The Shakers formed in the middle of the 1700’s and moved to the United States in 1774. So, at the time of “The Simple Murder” in 1795 they were already established and rapidly growing. During the mid- nineteenth century the Shakers numbered between 4,000 and 5,000 members living in 19 communities that stretched from Maine to Kentucky. Several of these remain as museums. The converted community in Hancock, Mass has interpretive guides after the Williamsburg model: www.hancockshakervillage.org. Today, there are still three living Shakers residing in the Sabbathday Lake community near Auburn, Maine.
The more formal name for the Shakers, which they gave themselves, was United Society of Believers in Christ’s Second Appearing, or the Believers for short, but they were called The Shaking Quakers for the dancing, singing and twirling in their services. They also called their Church the Millennium Church since they expected their Church to last a thousand years.
From the very beginning women played a significant role in the formation and shape of the sect. Ann Lee, who joined in 1758, claimed revelations regarding the fall of Adam and Eve, and preached celibacy. She became a highly influential and revered leader, called Mother Ann by her followers. Many of her admonitions became part of the Shaker canon.

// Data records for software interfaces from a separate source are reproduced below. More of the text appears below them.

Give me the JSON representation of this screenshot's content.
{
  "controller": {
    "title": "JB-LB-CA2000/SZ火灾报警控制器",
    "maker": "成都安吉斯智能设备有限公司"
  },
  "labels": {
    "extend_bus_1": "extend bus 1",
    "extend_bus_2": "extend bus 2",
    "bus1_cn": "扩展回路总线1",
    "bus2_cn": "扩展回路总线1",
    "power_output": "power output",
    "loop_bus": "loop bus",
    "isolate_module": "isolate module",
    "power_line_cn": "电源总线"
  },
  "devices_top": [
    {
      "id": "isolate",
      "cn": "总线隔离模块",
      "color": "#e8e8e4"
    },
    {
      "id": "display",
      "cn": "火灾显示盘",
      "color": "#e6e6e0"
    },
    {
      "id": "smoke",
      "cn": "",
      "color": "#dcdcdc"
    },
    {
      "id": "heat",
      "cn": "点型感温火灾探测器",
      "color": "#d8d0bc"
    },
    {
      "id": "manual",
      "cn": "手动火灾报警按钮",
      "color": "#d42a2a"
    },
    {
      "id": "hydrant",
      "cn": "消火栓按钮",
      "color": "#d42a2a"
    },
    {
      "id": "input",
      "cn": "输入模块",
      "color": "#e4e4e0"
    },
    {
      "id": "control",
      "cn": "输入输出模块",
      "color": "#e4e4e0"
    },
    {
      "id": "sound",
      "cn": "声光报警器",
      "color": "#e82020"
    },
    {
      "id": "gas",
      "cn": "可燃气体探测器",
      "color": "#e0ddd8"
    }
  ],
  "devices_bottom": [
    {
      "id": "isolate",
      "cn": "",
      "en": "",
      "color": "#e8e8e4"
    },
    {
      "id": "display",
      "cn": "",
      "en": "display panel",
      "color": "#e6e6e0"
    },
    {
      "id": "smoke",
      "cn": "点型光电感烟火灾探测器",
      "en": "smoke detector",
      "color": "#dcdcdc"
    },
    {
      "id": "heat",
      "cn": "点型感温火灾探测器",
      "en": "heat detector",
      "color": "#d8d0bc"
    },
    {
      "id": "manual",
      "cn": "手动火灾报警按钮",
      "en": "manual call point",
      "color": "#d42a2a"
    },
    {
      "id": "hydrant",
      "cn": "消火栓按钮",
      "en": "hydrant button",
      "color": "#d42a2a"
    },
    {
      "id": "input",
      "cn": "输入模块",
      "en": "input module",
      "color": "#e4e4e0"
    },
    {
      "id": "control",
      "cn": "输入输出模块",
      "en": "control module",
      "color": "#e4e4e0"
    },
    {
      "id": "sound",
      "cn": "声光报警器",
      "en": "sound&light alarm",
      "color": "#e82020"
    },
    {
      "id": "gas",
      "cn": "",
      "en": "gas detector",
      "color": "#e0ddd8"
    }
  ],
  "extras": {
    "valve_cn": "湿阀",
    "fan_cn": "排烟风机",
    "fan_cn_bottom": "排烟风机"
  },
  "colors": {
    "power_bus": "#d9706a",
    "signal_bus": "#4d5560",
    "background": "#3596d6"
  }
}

“Good spirits will not live where there is dirt.”
“Do your work as though you had a thousand years to live and as if you were to die tomorrow.”